A Year Of Barack Obama: Top Ten Highs And Lows Of His First Twelve Months In Office

USA-ELECTION/A year ago tomorrow the nation went to polls and elected Barack Hussein Obama the 44th President of the United States. It was a joyful occasion, celebrated the world over, and variously compared to New Years Eve, the Yankees winning the World Series, the opposite of 9/11, and the proper beginning of the 21st Century.

The national political mood of Election Day 2009 would likely not be recognizable to the Obama-happy nation of 12 months ago. What a difference, etc. And yet, it’s hard to believe it’s only been 12 months! And a mere nine-and-a-half months of actual presidency. And truly it is only a slight exaggeration to say that in the interim it’s been all Obama, all the time. With that in mind let’s take a look back at the Barack Obama highlights (and some lowlights) of the last year.

>>>NEXT: Election Night November 4, 2008

Meeting the Bushes

The Inauguration

Barack Obama Saves Print Media

They Kill Flies, Don’t They?

The Beer Summit of 2009
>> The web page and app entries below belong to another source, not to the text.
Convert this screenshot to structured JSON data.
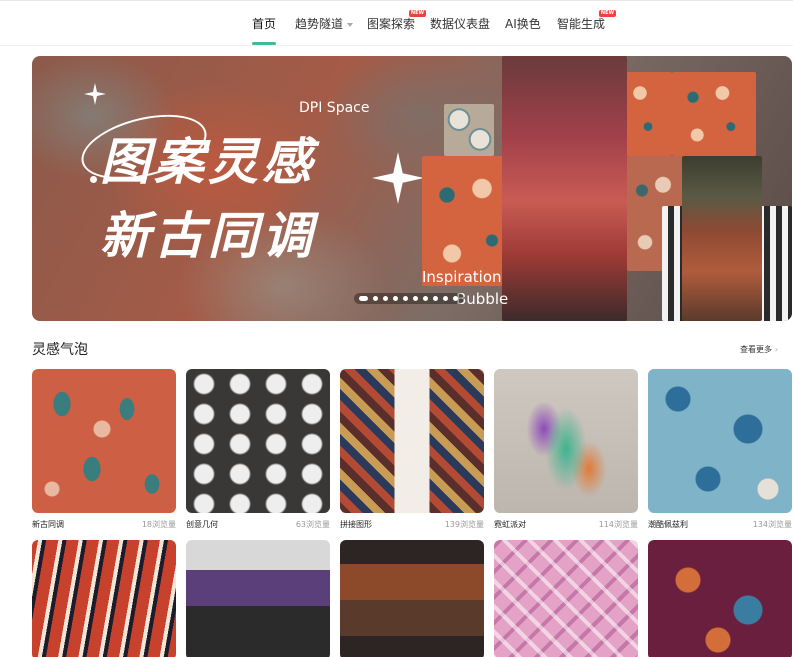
{
  "nav": {
    "items": [
      {
        "label": "首页",
        "active": true,
        "has_caret": false,
        "badge": ""
      },
      {
        "label": "趋势隧道",
        "active": false,
        "has_caret": true,
        "badge": ""
      },
      {
        "label": "图案探索",
        "active": false,
        "has_caret": false,
        "badge": "NEW"
      },
      {
        "label": "数据仪表盘",
        "active": false,
        "has_caret": false,
        "badge": ""
      },
      {
        "label": "AI换色",
        "active": false,
        "has_caret": false,
        "badge": ""
      },
      {
        "label": "智能生成",
        "active": false,
        "has_caret": false,
        "badge": "NEW"
      }
    ],
    "accent_color": "#46b89a",
    "badge_color": "#e8463c"
  },
  "banner": {
    "title_line1": "图案灵感",
    "title_line2": "新古同调",
    "brand": "DPI Space",
    "tagline_line1": "Inspiration",
    "tagline_line2": "Bubble",
    "slide_count": 10,
    "active_slide": 0
  },
  "section": {
    "title": "灵感气泡",
    "more_label": "查看更多"
  },
  "cards_row1": [
    {
      "name": "新古同调",
      "count": "18浏览量",
      "thumb": "paisley"
    },
    {
      "name": "创意几何",
      "count": "63浏览量",
      "thumb": "geo"
    },
    {
      "name": "拼接图形",
      "count": "139浏览量",
      "thumb": "patch"
    },
    {
      "name": "霓虹派对",
      "count": "114浏览量",
      "thumb": "neon"
    },
    {
      "name": "潮酷佩兹利",
      "count": "134浏览量",
      "thumb": "blue"
    }
  ],
  "cards_row2": [
    {
      "thumb": "red"
    },
    {
      "thumb": "purple"
    },
    {
      "thumb": "brown"
    },
    {
      "thumb": "plaid"
    },
    {
      "thumb": "marble"
    }
  ]
}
Of Tea Parties And Town Halls

You Lie!


The War Against Fox News

If The Election Were Held Today Obama Would Lose

obama35_16955781-1So yes. As the saying goes, what a difference a year makes. Twelve months after the momentous election of Barack Obama as the nation’s 44th president, a poll shows that were the election to be held today Obama might not be so successful.
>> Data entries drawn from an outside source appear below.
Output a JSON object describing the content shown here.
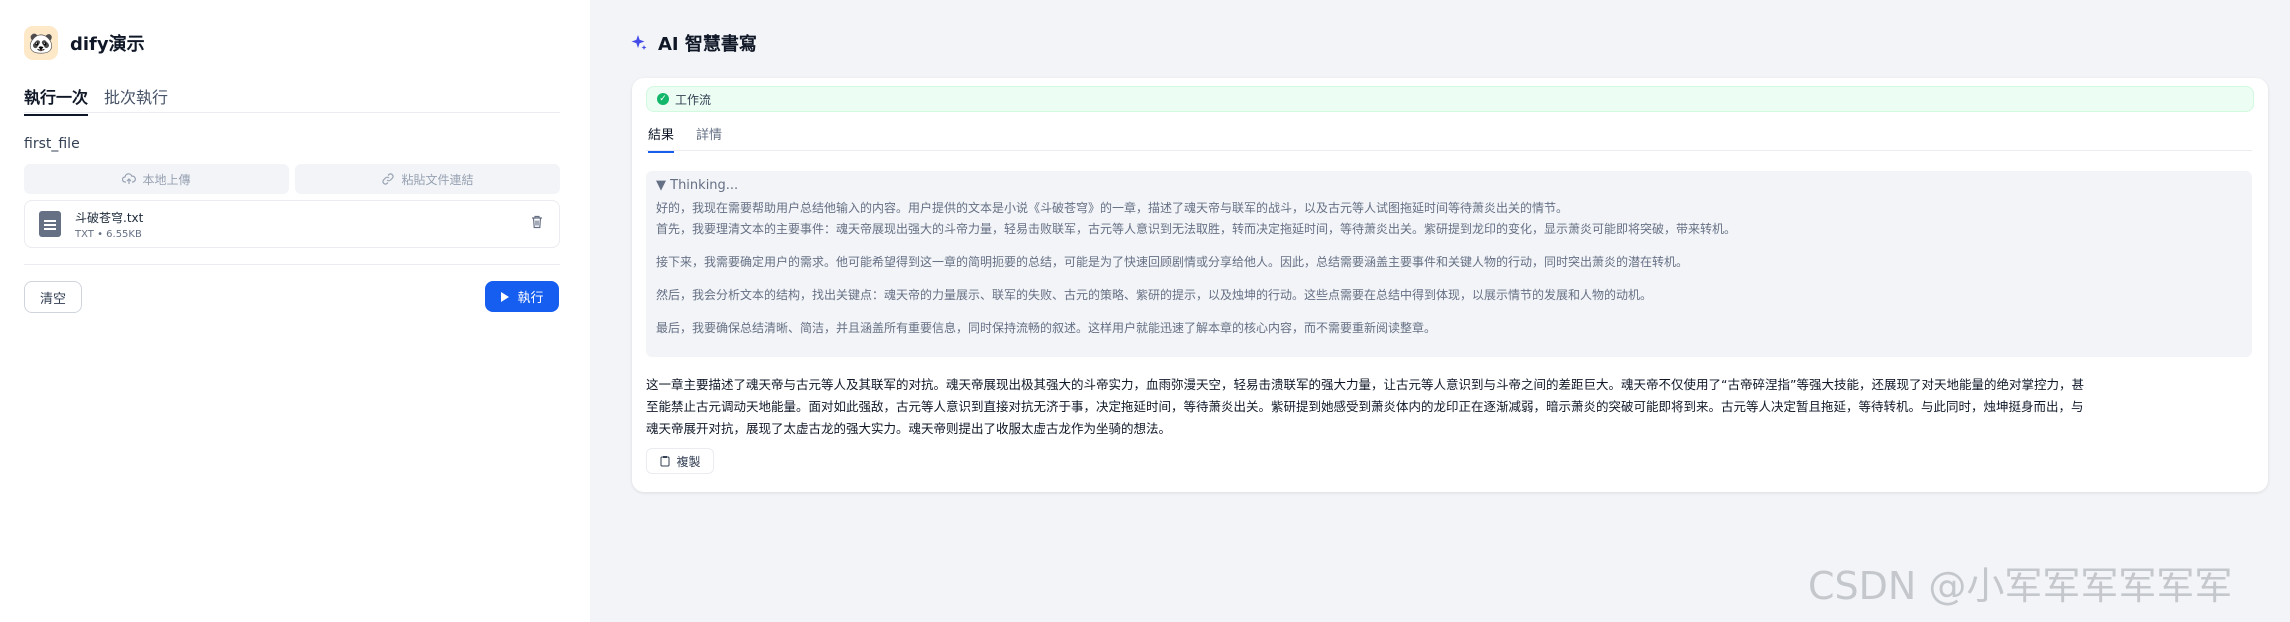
{
  "app": {
    "name": "dify演示"
  },
  "tabs": {
    "run_once": "執行一次",
    "batch_run": "批次執行"
  },
  "form": {
    "field_label": "first_file",
    "local_upload": "本地上傳",
    "paste_link": "粘貼文件連結",
    "file": {
      "name": "斗破苍穹.txt",
      "info": "TXT • 6.55KB"
    },
    "clear_label": "清空",
    "run_label": "執行"
  },
  "result_panel": {
    "title": "AI 智慧書寫",
    "workflow_label": "工作流",
    "tabs": {
      "result": "結果",
      "detail": "詳情"
    },
    "thinking_title": "▼ Thinking...",
    "thinking_paragraphs": [
      "好的，我现在需要帮助用户总结他输入的内容。用户提供的文本是小说《斗破苍穹》的一章，描述了魂天帝与联军的战斗，以及古元等人试图拖延时间等待萧炎出关的情节。",
      "首先，我要理清文本的主要事件：魂天帝展现出强大的斗帝力量，轻易击败联军，古元等人意识到无法取胜，转而决定拖延时间，等待萧炎出关。紫研提到龙印的变化，显示萧炎可能即将突破，带来转机。",
      "接下来，我需要确定用户的需求。他可能希望得到这一章的简明扼要的总结，可能是为了快速回顾剧情或分享给他人。因此，总结需要涵盖主要事件和关键人物的行动，同时突出萧炎的潜在转机。",
      "然后，我会分析文本的结构，找出关键点：魂天帝的力量展示、联军的失败、古元的策略、紫研的提示，以及烛坤的行动。这些点需要在总结中得到体现，以展示情节的发展和人物的动机。",
      "最后，我要确保总结清晰、简洁，并且涵盖所有重要信息，同时保持流畅的叙述。这样用户就能迅速了解本章的核心内容，而不需要重新阅读整章。"
    ],
    "answer_lines": [
      "这一章主要描述了魂天帝与古元等人及其联军的对抗。魂天帝展现出极其强大的斗帝实力，血雨弥漫天空，轻易击溃联军的强大力量，让古元等人意识到与斗帝之间的差距巨大。魂天帝不仅使用了“古帝碎涅指”等强大技能，还展现了对天地能量的绝对掌控力，甚",
      "至能禁止古元调动天地能量。面对如此强敌，古元等人意识到直接对抗无济于事，决定拖延时间，等待萧炎出关。紫研提到她感受到萧炎体内的龙印正在逐渐减弱，暗示萧炎的突破可能即将到来。古元等人决定暂且拖延，等待转机。与此同时，烛坤挺身而出，与",
      "魂天帝展开对抗，展现了太虚古龙的强大实力。魂天帝则提出了收服太虚古龙作为坐骑的想法。"
    ],
    "copy_label": "複製"
  },
  "watermark": "CSDN @小军军军军军军",
  "colors": {
    "primary": "#155eef",
    "success": "#12b76a",
    "sidebar_bg": "#ffffff",
    "main_bg": "#f2f4f7"
  }
}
The Rasmussen poll finds that “45% of adults say they would be at least somewhat likely to vote for Obama if he was up for reelection right now. Forty-nine percent (49%) say they would be unlikely to vote for the president’s reelection.” Ouch. Side note: more women like him than men.
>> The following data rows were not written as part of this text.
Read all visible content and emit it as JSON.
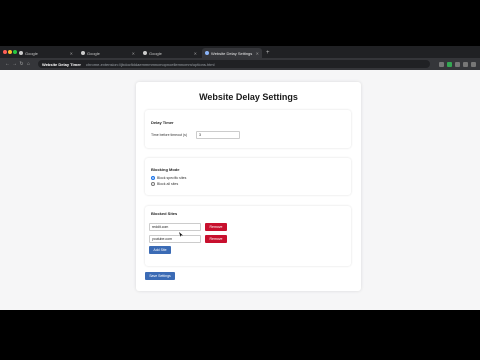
{
  "tabs": [
    {
      "label": "Google",
      "active": false
    },
    {
      "label": "Google",
      "active": false
    },
    {
      "label": "Google",
      "active": false
    },
    {
      "label": "Website Delay Settings",
      "active": true
    }
  ],
  "toolbar": {
    "site_chip": "Website Delay Timer",
    "url": "chrome-extension://jbdocfiddaemmmmncmopnoellemncmm/options.html"
  },
  "page": {
    "title": "Website Delay Settings",
    "delay_timer": {
      "heading": "Delay Timer",
      "label": "Time before timeout (s)",
      "value": "3"
    },
    "blocking_mode": {
      "heading": "Blocking Mode",
      "options": [
        {
          "label": "Block specific sites",
          "selected": true
        },
        {
          "label": "Block all sites",
          "selected": false
        }
      ]
    },
    "blocked_sites": {
      "heading": "Blocked Sites",
      "sites": [
        {
          "value": "reddit.com",
          "remove_label": "Remove"
        },
        {
          "value": "youtube.com",
          "remove_label": "Remove"
        }
      ],
      "add_label": "Add Site"
    },
    "save_label": "Save Settings"
  },
  "colors": {
    "remove_button": "#c8102e",
    "primary_button": "#3b6bb5",
    "radio_selected": "#1a73e8"
  }
}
Of course, it should go without saying that a poll like this is held in a vacuum, which does not include real world contributing factors like opposing candidates or running mates. Not to mention the next chance voters will get to check the President’s name off on a ballot is still three years off — needless to say, a lot can change in three years! — but still, probably not exactly the way Obama wanted to arrive at election day 2009!

For her part, Arianna Huffington, whose coverage of Obama during the campaign was generally, shall we say, positive, also appears to have decamped into the less-than-thrilled party. Huffington has penned a new post titled ‘The Audacity of Winning vs. The Timidity of Governing.’ From the post:

How did the candidate who got into the race because he’d decided that “the core leadership had turned rotten” and that “the people were getting hosed” become the president who has decided that the American people can only have as much change as Olympia Snowe will allow?

How did the candidate who told a stadium of supporters in Denver that “the greatest risk we can take is to try the same old politics with the same old players and expect a different result” become the president who has surrounded himself with the same old players trying the same old politics, expecting a different result?

The audacity of reality? No doubt the difference the next 36 months can make will help people make up their minds on that one.